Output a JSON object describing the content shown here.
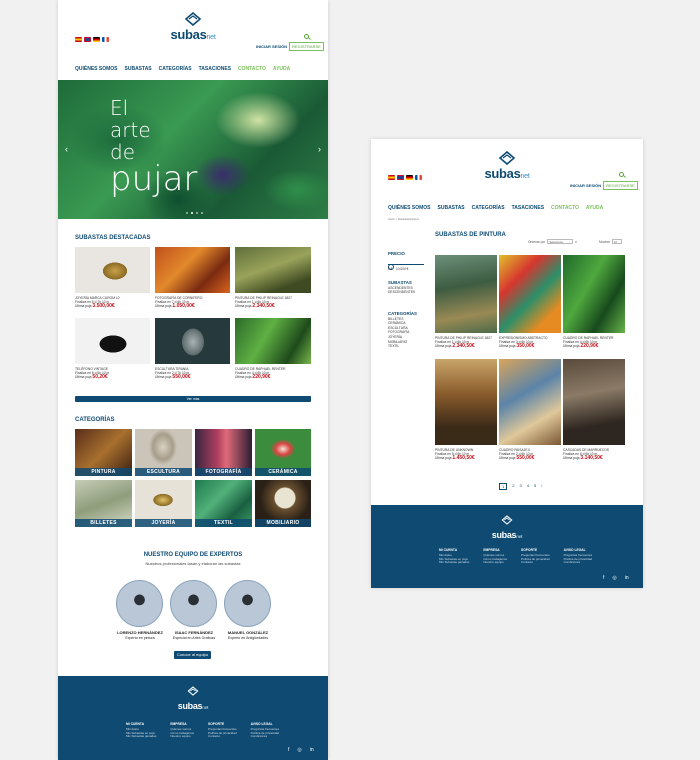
{
  "brand": {
    "name": "subas",
    "suffix": "net"
  },
  "header": {
    "login": "INICIAR SESIÓN",
    "register": "REGISTRARSE"
  },
  "nav": [
    "QUIÉNES SOMOS",
    "SUBASTAS",
    "CATEGORÍAS",
    "TASACIONES",
    "CONTACTO",
    "AYUDA"
  ],
  "hero": {
    "line1": "El",
    "line2": "arte",
    "line3": "de",
    "line4": "pujar"
  },
  "featured": {
    "title": "SUBASTAS DESTACADAS",
    "items": [
      {
        "name": "JOYERÍA MARCA CUROM L0",
        "ends": "Finaliza en 6 d 7h 10 m",
        "bid_label": "Última puja",
        "price": "3.500,00€"
      },
      {
        "name": "FOTOGRAFÍA DE CORNIFERO",
        "ends": "Finaliza en 7 d 6h 10 m",
        "bid_label": "Última puja",
        "price": "1.050,00€"
      },
      {
        "name": "PINTURA DE PHILIP REINAGLE 1807",
        "ends": "Finaliza en 1 d 6h 10 m",
        "bid_label": "Última puja",
        "price": "2.340,50€"
      },
      {
        "name": "TELÉFONO VINTAGE",
        "ends": "Finaliza en 6 d 6h 10 m",
        "bid_label": "Última puja",
        "price": "50,20€"
      },
      {
        "name": "ESCULTURA TIRANIA",
        "ends": "Finaliza en 2 d 7h 10 m",
        "bid_label": "Última puja",
        "price": "550,00€"
      },
      {
        "name": "CUADRO DE RAPHAEL RENTER",
        "ends": "Finaliza en 4 d 6h 10 m",
        "bid_label": "Última puja",
        "price": "220,90€"
      }
    ],
    "more": "Ver más"
  },
  "categories": {
    "title": "CATEGORÍAS",
    "items": [
      "PINTURA",
      "ESCULTURA",
      "FOTOGRAFÍA",
      "CERÁMICA",
      "BILLETES",
      "JOYERÍA",
      "TEXTIL",
      "MOBILIARIO"
    ]
  },
  "experts": {
    "title": "NUESTRO EQUIPO DE EXPERTOS",
    "subtitle": "Nuestros profesionales tasan y elaboran las subastas",
    "people": [
      {
        "name": "LORENZO HERNÁNDEZ",
        "role": "Experto en pintura"
      },
      {
        "name": "ISAAC FERNÁNDEZ",
        "role": "Especial en Artes Gráficas"
      },
      {
        "name": "MANUEL GONZÁLEZ",
        "role": "Experto en Antigüedades"
      }
    ],
    "button": "Conoce al equipo"
  },
  "footer": {
    "cols": [
      {
        "title": "MI CUENTA",
        "links": [
          "Mis datos",
          "Mis Subastas en puja",
          "Mis Subastas ganadas"
        ]
      },
      {
        "title": "EMPRESA",
        "links": [
          "Quiénes somos",
          "Cómo trabajamos",
          "Nuestro equipo"
        ]
      },
      {
        "title": "SOPORTE",
        "links": [
          "Preguntas frecuentes",
          "Política de privacidad",
          "Contacto"
        ]
      },
      {
        "title": "AVISO LEGAL",
        "links": [
          "Preguntas frecuentes",
          "Política de privacidad",
          "Condiciones"
        ]
      }
    ],
    "social": [
      "f",
      "◎",
      "in"
    ]
  },
  "listing": {
    "breadcrumb": "Inicio > Subastas/pintura",
    "title": "SUBASTAS DE PINTURA",
    "order_label": "Ordenar por",
    "order_value": "Seleccione",
    "show_label": "Mostrar",
    "show_value": "12",
    "filters": {
      "price_title": "PRECIO",
      "price_min": "0 €",
      "price_max": "10.000 €",
      "auctions_title": "SUBASTAS",
      "auctions": [
        "ASCENDENTES",
        "DESCENDENTES"
      ],
      "cats_title": "CATEGORÍAS",
      "cats": [
        "BILLETES",
        "CERÁMICA",
        "ESCULTURA",
        "FOTOGRAFÍA",
        "JOYERÍA",
        "MOBILIARIO",
        "TEXTIL"
      ]
    },
    "items": [
      {
        "name": "PINTURA DE PHILIP REINAGLE 1807",
        "ends": "Finaliza en 1 d 6h 10 m",
        "bid_label": "Última puja",
        "price": "2.340,50€"
      },
      {
        "name": "EXPRESIONISMO ABSTRACTO",
        "ends": "Finaliza en 3 d 6h 10 m",
        "bid_label": "Última puja",
        "price": "350,00€"
      },
      {
        "name": "CUADRO DE RAPHAEL RENTER",
        "ends": "Finaliza en 4 d 6h 10 m",
        "bid_label": "Última puja",
        "price": "220,90€"
      },
      {
        "name": "PINTURA DE UNKNOWN",
        "ends": "Finaliza en 5 d 6h 10 m",
        "bid_label": "Última puja",
        "price": "1.450,50€"
      },
      {
        "name": "CUADRO PAISAJE II",
        "ends": "Finaliza en 2 d 6h 10 m",
        "bid_label": "Última puja",
        "price": "550,00€"
      },
      {
        "name": "CASCADAS DE MARRUECOS",
        "ends": "Finaliza en 6 d 6h 10 m",
        "bid_label": "Última puja",
        "price": "3.140,50€"
      }
    ],
    "pages": [
      "1",
      "2",
      "3",
      "4",
      "5",
      "›"
    ]
  }
}
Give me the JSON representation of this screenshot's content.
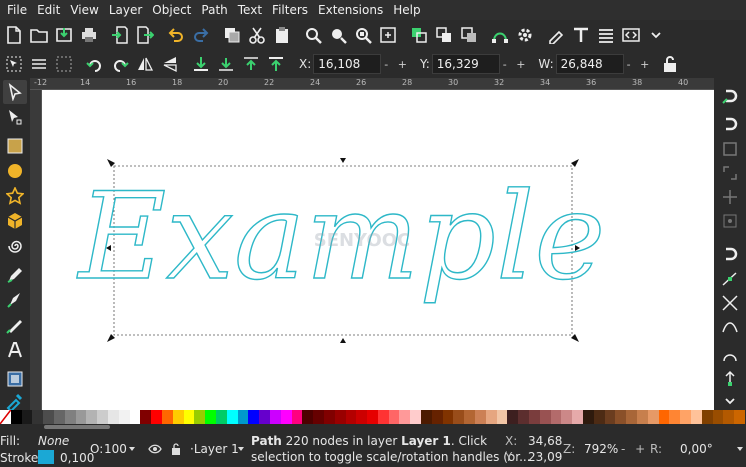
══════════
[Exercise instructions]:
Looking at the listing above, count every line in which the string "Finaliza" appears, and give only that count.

[Your response]:
12